**AVAILABLE DATA**

----

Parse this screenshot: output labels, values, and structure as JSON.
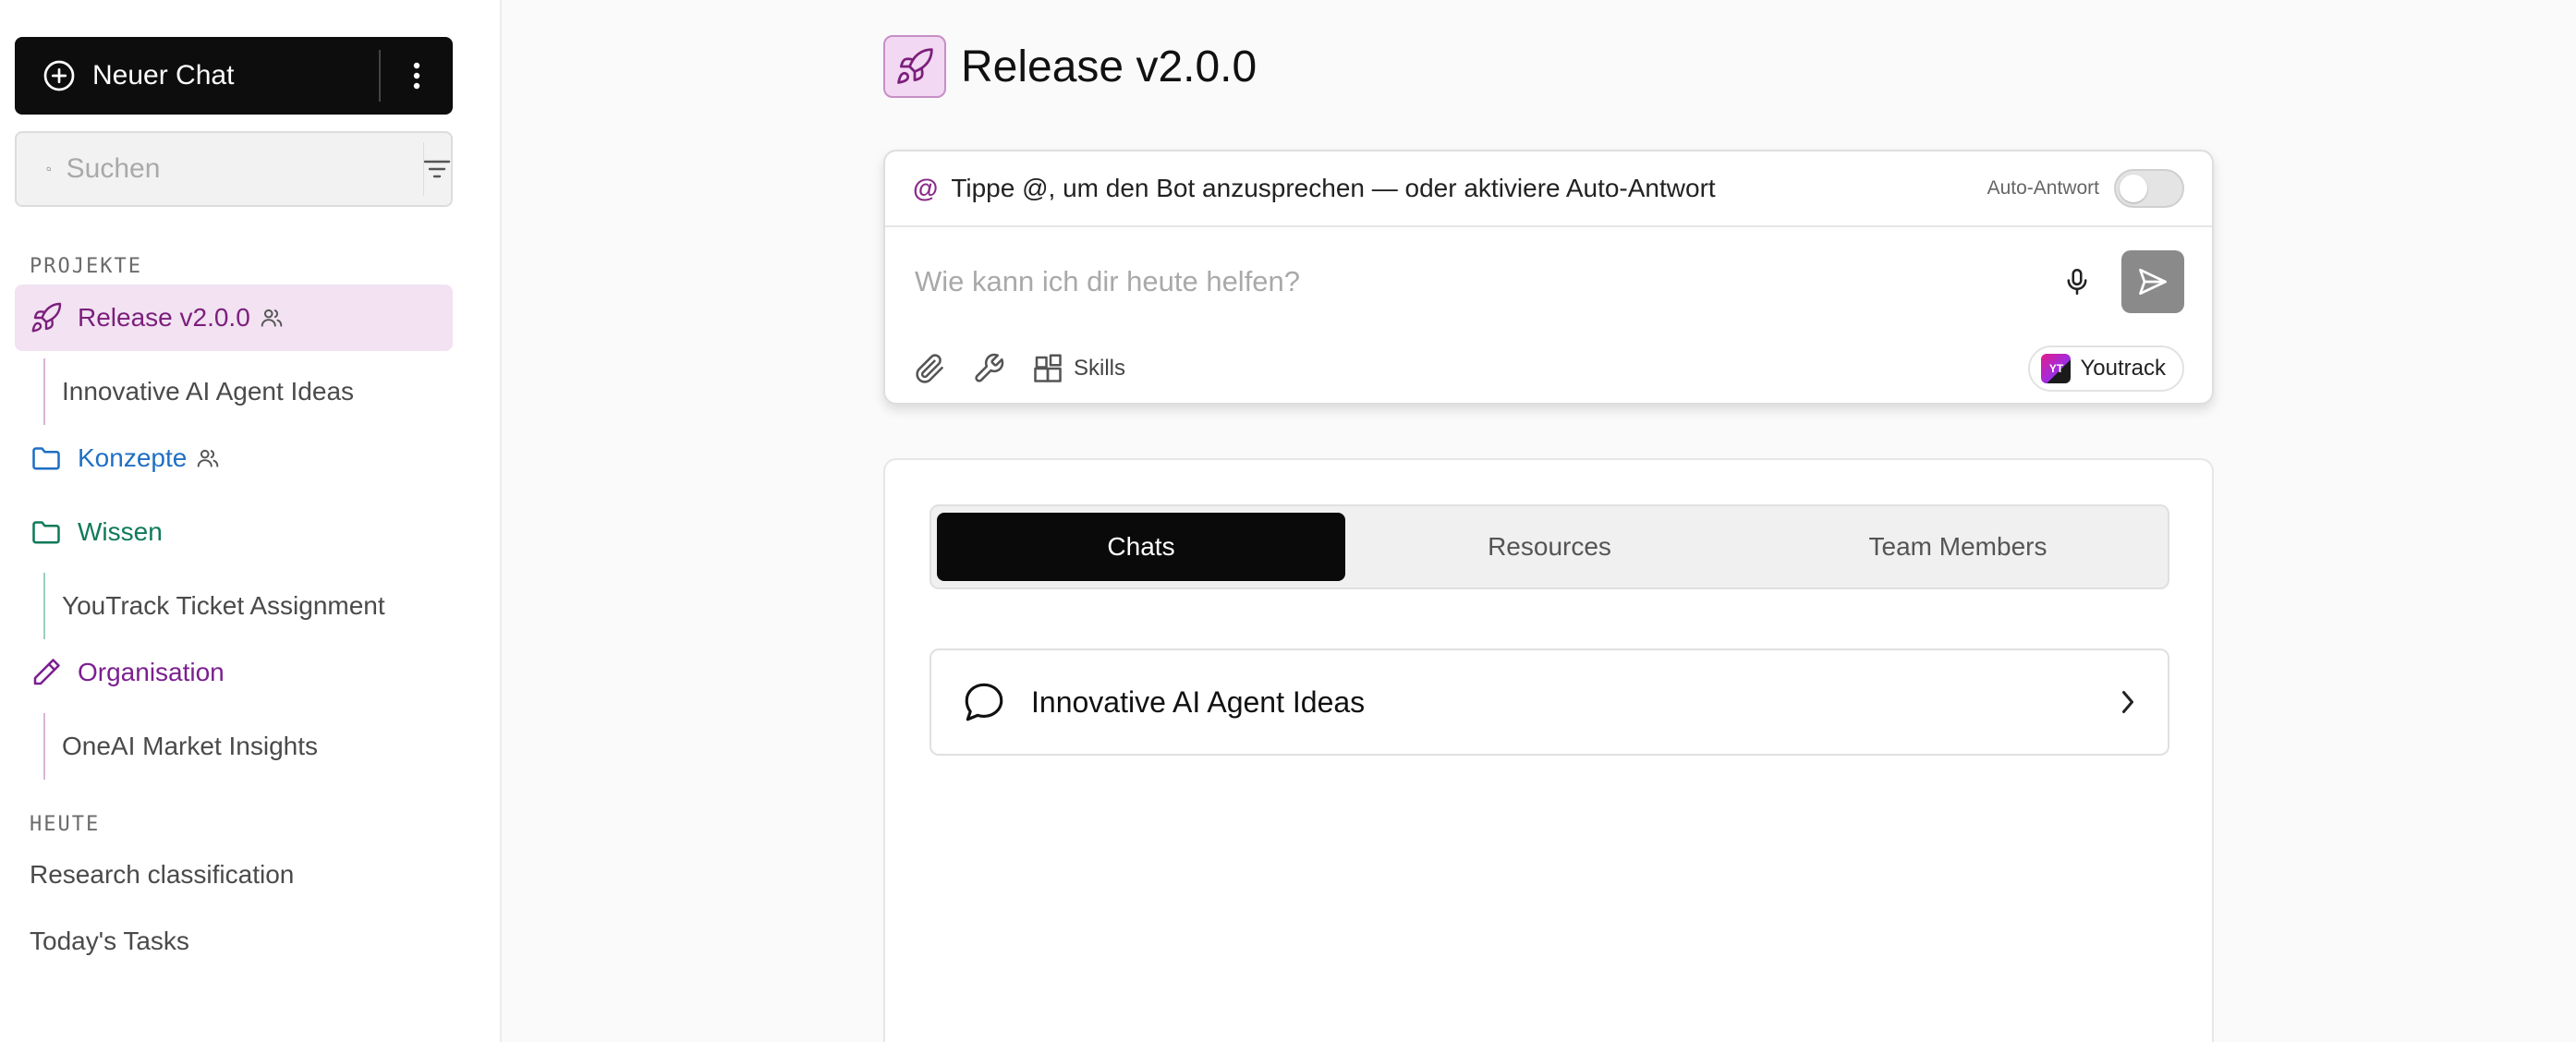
{
  "sidebar": {
    "new_chat_label": "Neuer Chat",
    "search_placeholder": "Suchen",
    "projects_heading": "PROJEKTE",
    "projects": [
      {
        "label": "Release v2.0.0",
        "icon": "rocket-icon",
        "color": "#7b1f7b",
        "shared": true,
        "active": true
      },
      {
        "label": "Konzepte",
        "icon": "folder-icon",
        "color": "#1f6fc4",
        "shared": true
      },
      {
        "label": "Wissen",
        "icon": "folder-icon",
        "color": "#0f7a5a",
        "shared": false
      },
      {
        "label": "Organisation",
        "icon": "pencil-icon",
        "color": "#7b1f8f",
        "shared": false
      }
    ],
    "children": {
      "release": "Innovative AI Agent Ideas",
      "wissen": "YouTrack Ticket Assignment",
      "organisation": "OneAI Market Insights"
    },
    "today_heading": "HEUTE",
    "today_items": [
      "Research classification",
      "Today's Tasks"
    ]
  },
  "main": {
    "title": "Release v2.0.0",
    "composer": {
      "at_symbol": "@",
      "hint": "Tippe @, um den Bot anzusprechen — oder aktiviere Auto-Antwort",
      "auto_reply_label": "Auto-Antwort",
      "auto_reply_on": false,
      "placeholder": "Wie kann ich dir heute helfen?",
      "skills_label": "Skills",
      "integration_label": "Youtrack",
      "integration_logo_text": "YT"
    },
    "tabs": [
      {
        "label": "Chats",
        "active": true
      },
      {
        "label": "Resources",
        "active": false
      },
      {
        "label": "Team Members",
        "active": false
      }
    ],
    "chats": [
      {
        "title": "Innovative AI Agent Ideas"
      }
    ]
  },
  "colors": {
    "accent_purple": "#7b1f7b",
    "active_project_bg": "#f2e2f2",
    "primary_black": "#0d0d0d"
  }
}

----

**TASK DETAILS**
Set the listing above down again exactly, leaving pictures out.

**EXERCISE RESPONSE**
Parse this screenshot: output labels, values, and structure as JSON.
{
  "sidebar": {
    "new_chat_label": "Neuer Chat",
    "search_placeholder": "Suchen",
    "projects_heading": "PROJEKTE",
    "projects": [
      {
        "label": "Release v2.0.0",
        "icon": "rocket-icon",
        "color": "#7b1f7b",
        "shared": true,
        "active": true
      },
      {
        "label": "Konzepte",
        "icon": "folder-icon",
        "color": "#1f6fc4",
        "shared": true
      },
      {
        "label": "Wissen",
        "icon": "folder-icon",
        "color": "#0f7a5a",
        "shared": false
      },
      {
        "label": "Organisation",
        "icon": "pencil-icon",
        "color": "#7b1f8f",
        "shared": false
      }
    ],
    "children": {
      "release": "Innovative AI Agent Ideas",
      "wissen": "YouTrack Ticket Assignment",
      "organisation": "OneAI Market Insights"
    },
    "today_heading": "HEUTE",
    "today_items": [
      "Research classification",
      "Today's Tasks"
    ]
  },
  "main": {
    "title": "Release v2.0.0",
    "composer": {
      "at_symbol": "@",
      "hint": "Tippe @, um den Bot anzusprechen — oder aktiviere Auto-Antwort",
      "auto_reply_label": "Auto-Antwort",
      "auto_reply_on": false,
      "placeholder": "Wie kann ich dir heute helfen?",
      "skills_label": "Skills",
      "integration_label": "Youtrack",
      "integration_logo_text": "YT"
    },
    "tabs": [
      {
        "label": "Chats",
        "active": true
      },
      {
        "label": "Resources",
        "active": false
      },
      {
        "label": "Team Members",
        "active": false
      }
    ],
    "chats": [
      {
        "title": "Innovative AI Agent Ideas"
      }
    ]
  },
  "colors": {
    "accent_purple": "#7b1f7b",
    "active_project_bg": "#f2e2f2",
    "primary_black": "#0d0d0d"
  }
}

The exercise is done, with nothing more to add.